Apparently, at the core of the dust-up was an accusation that State Director of Instruction Doug Marshak had insinuated that youth referees who are abused would not be fully supported by the MYSA – a claim Mr. Marshak has vehemently denied. According to Mr. Marshak, the SRC had asked MYSA’s support of a pilot program designed to raise awareness of under-age referees being verbally berated at games without having coaches and spectators removed… an idea that may or may not have received some level of initial support from MYSA. Now, maybe such a program is a good idea, and maybe it isn’t… but it certainly didn’t need to become the flashpoint of a raging inferno.
Our friends at MYSA flexed their muscle… and demanded resignations — from State Referee Administrator Paula Hildman on down. Of course, there is a bit of an inherent problem there: MSA (that would be the adult association) was not in agreement with MYSA and didn’t support the demand.
I will be the first to admit that when I lived in Region 2 (I made it through 36 Midwest winters), many of us (myself included) tended to get a bit anxious, depressed, even “off our rockers” in the dead of winter – that whole cabin fever thing as the snow level reached three feet. But for the leadership of MYSA to call for resignations of the SRA, SDI and other members of the Committee… because they found themselves on opposite sides of an idea? And without the support of the MSA?
On Monday, January 20, the State Referee Committee website apparently ended its hunger strike in protest of these shenanigans. The updated home page appeared after U.S. Soccer’s Adrian Garibay apparently sent the following in an E-mail to Ms. Hildman on Friday, January 17 (the link is in red):
I will be brief so that we can be clear and you can move forward. You are the Minnesota SRA and you should continue with referee registrations immediately.
Apparently, our colleagues over at MYSA didn’t get the memo… the Referee page of the youth website showed the following on January 20:
While this stand-off appears to be moving towards some kind of resolution – it seems that there’s a consensus that Urule Igbavboa remains the State Youth Referee Administrator and Bob Petersen is the State Director of Assessment – the future of Mr. Marshak as SDI remains in question, and that troubles me because I have seen the curriculum and instructional materials that have come from Minnesota… and I also know how long it takes to develop new materials (tick tock, tick tock).
In addition to the Lakers, Minnesota can take credit for the development of current PRO Referee Fotis Bazakos, current PRO (and former FIFA) Assistant Referee Anthony Vasoli, and former FIFA Referee Elias Bazakos, amongst other top National Referees.
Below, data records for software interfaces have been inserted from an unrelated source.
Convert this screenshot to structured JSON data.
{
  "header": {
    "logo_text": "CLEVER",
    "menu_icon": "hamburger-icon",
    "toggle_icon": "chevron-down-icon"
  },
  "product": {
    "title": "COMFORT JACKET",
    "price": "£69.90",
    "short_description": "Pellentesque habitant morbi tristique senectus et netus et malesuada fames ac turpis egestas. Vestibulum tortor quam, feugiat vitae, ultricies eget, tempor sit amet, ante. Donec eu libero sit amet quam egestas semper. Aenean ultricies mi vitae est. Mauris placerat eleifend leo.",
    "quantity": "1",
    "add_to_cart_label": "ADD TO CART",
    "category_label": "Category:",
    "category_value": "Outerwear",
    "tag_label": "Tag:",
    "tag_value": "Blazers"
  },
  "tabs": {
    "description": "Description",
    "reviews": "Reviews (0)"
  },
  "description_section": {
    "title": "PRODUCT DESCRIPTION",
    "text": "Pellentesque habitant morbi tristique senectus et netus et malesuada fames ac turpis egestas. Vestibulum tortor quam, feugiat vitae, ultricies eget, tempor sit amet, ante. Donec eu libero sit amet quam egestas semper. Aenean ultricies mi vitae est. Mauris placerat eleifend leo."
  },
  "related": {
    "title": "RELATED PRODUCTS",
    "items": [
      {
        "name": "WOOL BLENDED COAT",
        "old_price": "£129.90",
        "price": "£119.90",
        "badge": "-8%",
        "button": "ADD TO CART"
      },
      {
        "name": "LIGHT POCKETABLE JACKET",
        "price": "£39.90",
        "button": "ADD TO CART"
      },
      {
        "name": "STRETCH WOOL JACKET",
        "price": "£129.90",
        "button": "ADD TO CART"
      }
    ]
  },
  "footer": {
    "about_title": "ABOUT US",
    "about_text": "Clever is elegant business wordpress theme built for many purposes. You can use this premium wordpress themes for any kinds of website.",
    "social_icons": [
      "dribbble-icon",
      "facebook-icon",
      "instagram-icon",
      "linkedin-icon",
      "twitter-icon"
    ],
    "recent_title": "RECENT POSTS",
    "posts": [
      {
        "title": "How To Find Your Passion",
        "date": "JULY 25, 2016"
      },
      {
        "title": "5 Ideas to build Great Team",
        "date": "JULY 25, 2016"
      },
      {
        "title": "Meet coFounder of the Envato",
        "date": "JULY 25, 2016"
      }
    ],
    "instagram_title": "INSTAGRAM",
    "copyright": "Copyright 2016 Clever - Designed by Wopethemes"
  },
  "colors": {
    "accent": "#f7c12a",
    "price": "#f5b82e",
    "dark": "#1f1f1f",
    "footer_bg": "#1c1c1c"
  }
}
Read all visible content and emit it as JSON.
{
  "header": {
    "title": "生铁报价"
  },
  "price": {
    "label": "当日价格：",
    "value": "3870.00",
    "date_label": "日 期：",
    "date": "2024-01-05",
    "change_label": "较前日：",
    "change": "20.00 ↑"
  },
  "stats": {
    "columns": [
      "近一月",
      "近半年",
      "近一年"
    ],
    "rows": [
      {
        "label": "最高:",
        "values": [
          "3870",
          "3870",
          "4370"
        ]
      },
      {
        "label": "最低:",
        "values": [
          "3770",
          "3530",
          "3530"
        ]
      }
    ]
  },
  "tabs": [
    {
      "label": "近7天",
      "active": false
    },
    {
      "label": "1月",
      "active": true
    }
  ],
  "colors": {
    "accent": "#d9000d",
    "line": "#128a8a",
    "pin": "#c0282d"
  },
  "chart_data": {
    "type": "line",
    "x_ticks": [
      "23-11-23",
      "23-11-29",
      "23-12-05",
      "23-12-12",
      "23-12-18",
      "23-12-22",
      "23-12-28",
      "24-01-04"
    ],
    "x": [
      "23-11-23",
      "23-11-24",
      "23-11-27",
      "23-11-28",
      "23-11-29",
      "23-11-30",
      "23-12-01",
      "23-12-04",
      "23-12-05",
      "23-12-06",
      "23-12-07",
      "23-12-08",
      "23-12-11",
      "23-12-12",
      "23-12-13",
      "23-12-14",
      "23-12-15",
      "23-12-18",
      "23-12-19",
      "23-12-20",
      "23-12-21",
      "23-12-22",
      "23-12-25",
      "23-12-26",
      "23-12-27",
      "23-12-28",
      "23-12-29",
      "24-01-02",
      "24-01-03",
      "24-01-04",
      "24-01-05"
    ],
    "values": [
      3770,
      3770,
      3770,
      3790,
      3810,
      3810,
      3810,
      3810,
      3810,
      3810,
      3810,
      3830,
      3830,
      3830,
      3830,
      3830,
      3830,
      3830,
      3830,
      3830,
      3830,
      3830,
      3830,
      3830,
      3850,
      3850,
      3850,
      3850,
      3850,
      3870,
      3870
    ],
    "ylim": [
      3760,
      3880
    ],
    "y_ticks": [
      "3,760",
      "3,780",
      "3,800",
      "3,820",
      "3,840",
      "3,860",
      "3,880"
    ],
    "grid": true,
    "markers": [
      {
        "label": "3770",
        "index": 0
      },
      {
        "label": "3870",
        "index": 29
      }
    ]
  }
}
How is the next generation of Minnesotans supposed to be mentored without a proven and experienced SDI at the helm?
What troubles me even more: Such a power play could easily be coming soon to a State Referee Committee near you. Why? Our antiquated “two-party system” remains the method of choice for how State Referee Administrators are appointed (or should I say anointed) – the leadership of the local youth and amateur associations get together and reach a consensus (apparently a consensus of two… once you get past the “we have 14 times more player registrations that you” thing). No input is required to be considered from U.S. Club Soccer. The Development Academy program also has no clearly defined voice in the conversation.
Throughout our great Soccer Nation, the World’s Game has evolved by leaps and bounds… even in Minnesota. Why do we continue to follow this antiquated system of local governance?
And so, I dare to pose the question: Is it time for the Federation to fine-tune the State Referee Administrator appointment process… or to introduce a better one?